2. The Fumble

1988 AFC Championship Game: Browns vs. Broncos

For the second straight January, the Browns were one win away from advancing to the Super Bowl. This time it looked like Cleveland’s season would end in a blowout.

Denver opened the game with a pair of TDs in the first quarter and built a 21-3 halftime lead, but Bernie Kosar threw two TDs in the third quarter and RB Ernest Byner scored to pull Cleveland to within seven points. With a few minutes left in regulation, the Browns drove the field, and inside the 10-yard line. They needed five yards for a new set of downs. Byner took the handoff and was barging his way to the end zone for the tying score when the football was stripped from his hands. The Broncos recovered on the 2-yard line and preserved their victory.

Broadcaster Dick Enberg summed up the situation, referencing the Brown’s loss to the same team in similar heartbreaking fashion 12 months earlier:

“And wasn’t it ironic that Denver got the ball back on the 2-yard line? Wasn’t it just one year ago where the Broncos were on their own two before putting together what became ‘The Drive’?”

Irony: it can break your heart.

1. The Drive

1987 AFC Championship Game: Browns vs. Broncos

Why does this one rate ahead of The Fumble? Because this loss was suffered in OT. Ouch.

At stake was a trip to the Super Bowl, and Cleveland held a 20-13 lead with just over five minutes to play at Municipal Stadium. That’s when John Elway cemented his legend with a 98-yard touchdown drive that knotted the game with 37 seconds left. In the extra period, Denver booted a 33-yard field goal to sink the Browns. A year later, the Broncos delivered more heartache.

AP Photo

About the Author

Dan Holmes
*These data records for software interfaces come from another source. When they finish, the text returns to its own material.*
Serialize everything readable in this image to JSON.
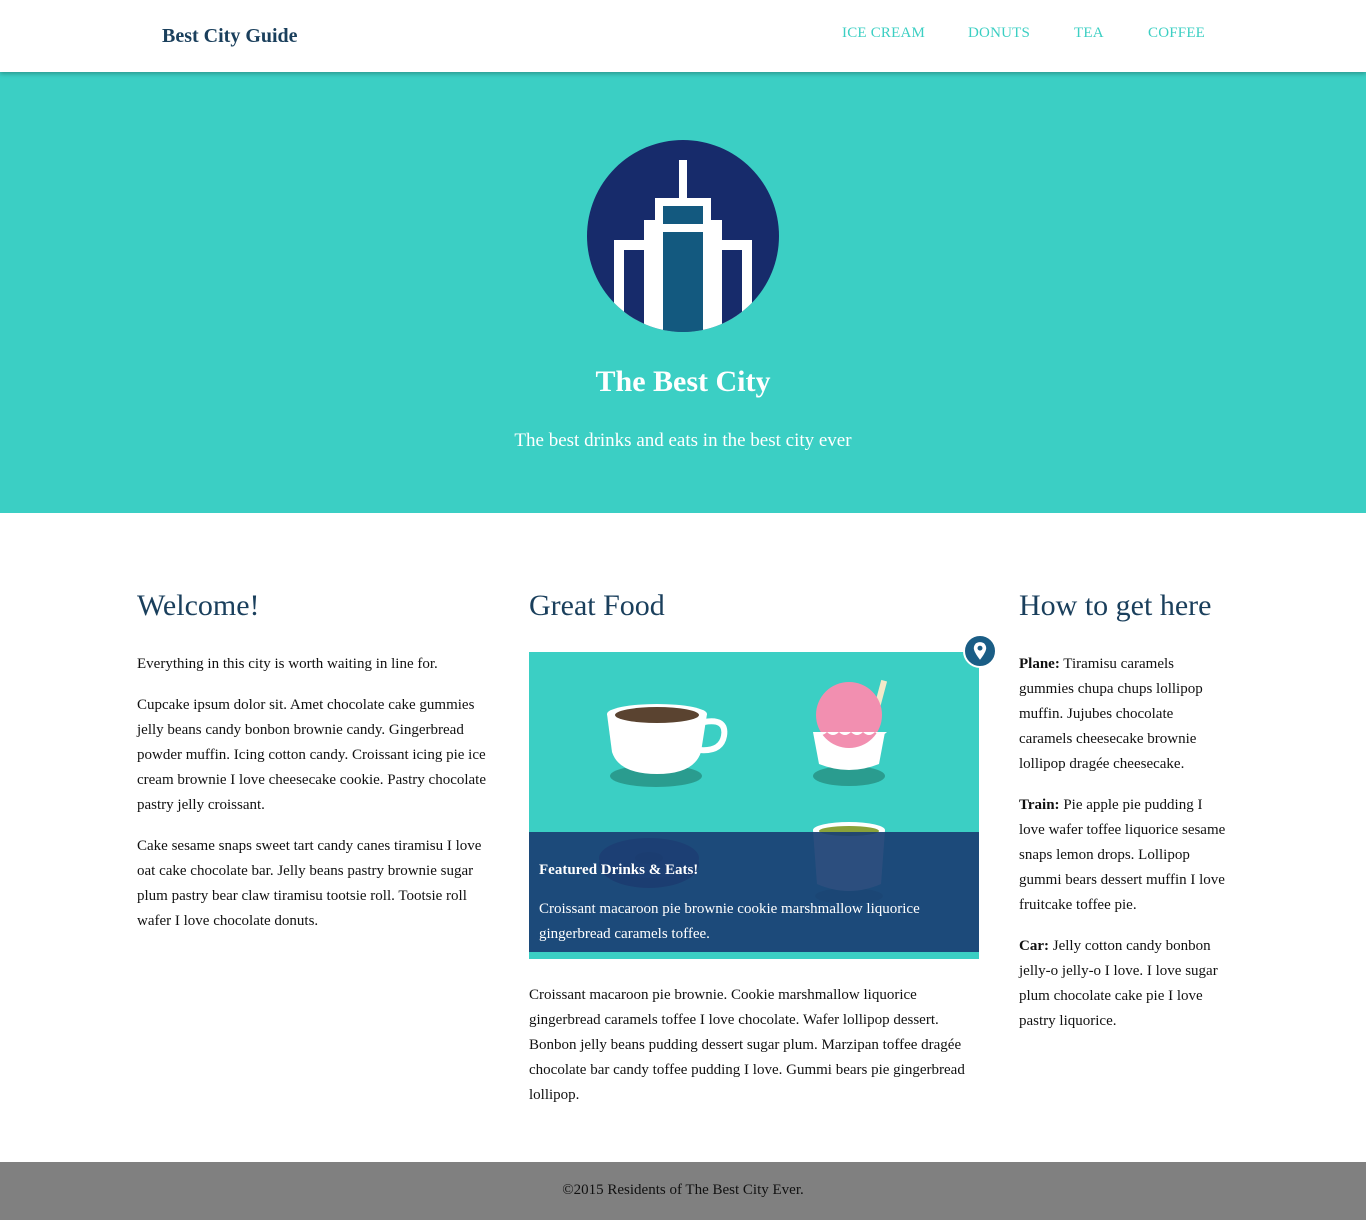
{
  "header": {
    "brand": "Best City Guide",
    "nav": [
      "ICE CREAM",
      "DONUTS",
      "TEA",
      "COFFEE"
    ]
  },
  "hero": {
    "title": "The Best City",
    "subtitle": "The best drinks and eats in the best city ever",
    "logo_icon": "city-tower-icon"
  },
  "welcome": {
    "heading": "Welcome!",
    "paragraphs": [
      "Everything in this city is worth waiting in line for.",
      "Cupcake ipsum dolor sit. Amet chocolate cake gummies jelly beans candy bonbon brownie candy. Gingerbread powder muffin. Icing cotton candy. Croissant icing pie ice cream brownie I love cheesecake cookie. Pastry chocolate pastry jelly croissant.",
      "Cake sesame snaps sweet tart candy canes tiramisu I love oat cake chocolate bar. Jelly beans pastry brownie sugar plum pastry bear claw tiramisu tootsie roll. Tootsie roll wafer I love chocolate donuts."
    ]
  },
  "food": {
    "heading": "Great Food",
    "caption_title": "Featured Drinks & Eats!",
    "caption_text": "Croissant macaroon pie brownie cookie marshmallow liquorice gingerbread caramels toffee.",
    "body": "Croissant macaroon pie brownie. Cookie marshmallow liquorice gingerbread caramels toffee I love chocolate. Wafer lollipop dessert. Bonbon jelly beans pudding dessert sugar plum. Marzipan toffee dragée chocolate bar candy toffee pudding I love. Gummi bears pie gingerbread lollipop."
  },
  "travel": {
    "heading": "How to get here",
    "items": [
      {
        "label": "Plane:",
        "text": " Tiramisu caramels gummies chupa chups lollipop muffin. Jujubes chocolate caramels cheesecake brownie lollipop dragée cheesecake."
      },
      {
        "label": "Train:",
        "text": " Pie apple pie pudding I love wafer toffee liquorice sesame snaps lemon drops. Lollipop gummi bears dessert muffin I love fruitcake toffee pie."
      },
      {
        "label": "Car:",
        "text": " Jelly cotton candy bonbon jelly-o jelly-o I love. I love sugar plum chocolate cake pie I love pastry liquorice."
      }
    ]
  },
  "footer": {
    "text": "©2015 Residents of The Best City Ever."
  },
  "colors": {
    "teal": "#3bcfc4",
    "navy": "#1a3f5c",
    "caption_bg": "#1a3f73",
    "footer_bg": "#808080"
  }
}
Dan Holmes has written three books about sports. He previously worked for the National Baseball Hall of Fame and Major League Baseball. He enjoys writing, running, and lemon bars. He lives near Lake Michigan with his daughters and usually has an orange cream soda nearby.